Winterwatch presenter Iolo Williams was left stunned after filming a white-tailed eagle as he discovered the same bird had featured on Springwatch in 2005.
The bird, named Skye after its birth place, was first ringed 28 years ago – officially making it the oldest white-tailed eagle on record, according to the British Trust for Ornithology (BTO).
Describing the species as “huge, seriously impressive birds”, Williams explained to viewers how he had made the discovery.
— BBC Springwatch (@BBCSpringwatch) January 25, 2022
Speaking live on the BBC Two programme, he said: “We zoomed in on the male and we were able to ring the numbers (on a metal BTO ring), we tried to zoom in on the female but unfortunately we couldn’t read that ring.
“So we got on the phone to Dave Sexton of the The Royal Society for the Protection of Birds (RSPB) who has been working on eagles here on the Isle of Mull for more than 15 years.
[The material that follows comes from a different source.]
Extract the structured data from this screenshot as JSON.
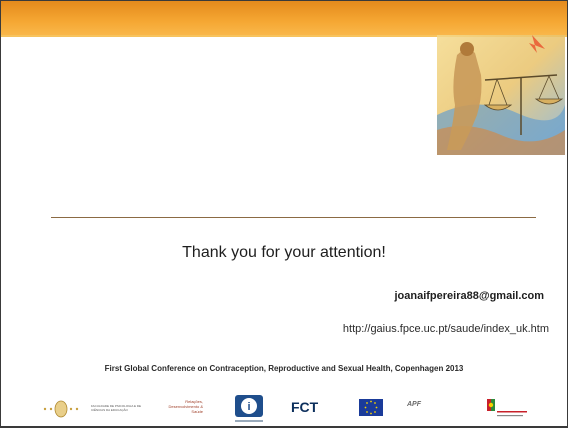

“He got in touch with BTO who monitor and give out those rings and they came back to us and said ‘do you know what, that is a very special bird, that bird is a male called Skye.’
“Way back on Springwatch in 2005 we featured Skye and his partner Frisa throughout that series, we watched them carry food back and forth to the nest and I am pleased to say that both chicks eventually fledged.
“They were the stars of the show back in 2005.”
The bird, who was captured ripping at deer carcass in the Scottish hills, was ringed as a chick on the Isle of Skye back in 1994, the BTO confirmed.
In the episode, presenter Williams alongside RSPB Scottish officer Sexton attempted to “track down this record-breaking bird”.
Wonderful to see our own Dave Sexton on #Winterwatch, talking about two birds he’s shared some incredible memories with over the years, Skye and Frisa.Read about one of nature's greatest love stories here❤️https://t.co/MHgMLgnv9L@BBCSpringwatch @skyeandfrisa 📷Ruth Peacey, BBC pic.twitter.com/8ewFCf5GnU
— RSPB Scotland (@RSPBScotland) January 25, 2022
Talking about the bird pair, Sexton said: “They have been together and breeding for 25 years and they’ve fledged 24 chicks over that time.”
Having found the birds, Williams added: “It is amazing to think I am looking at the same bird that Springwatch filmed here on Mull 16 years ago, I am happy man.
“How cool is that.
“I remember watching Springwatch in 2005 as a viewer thinking ‘wow those are cool birds’ and here I am nearly 17 years later seeing the birds on Mull for myself, that really is something very very special.”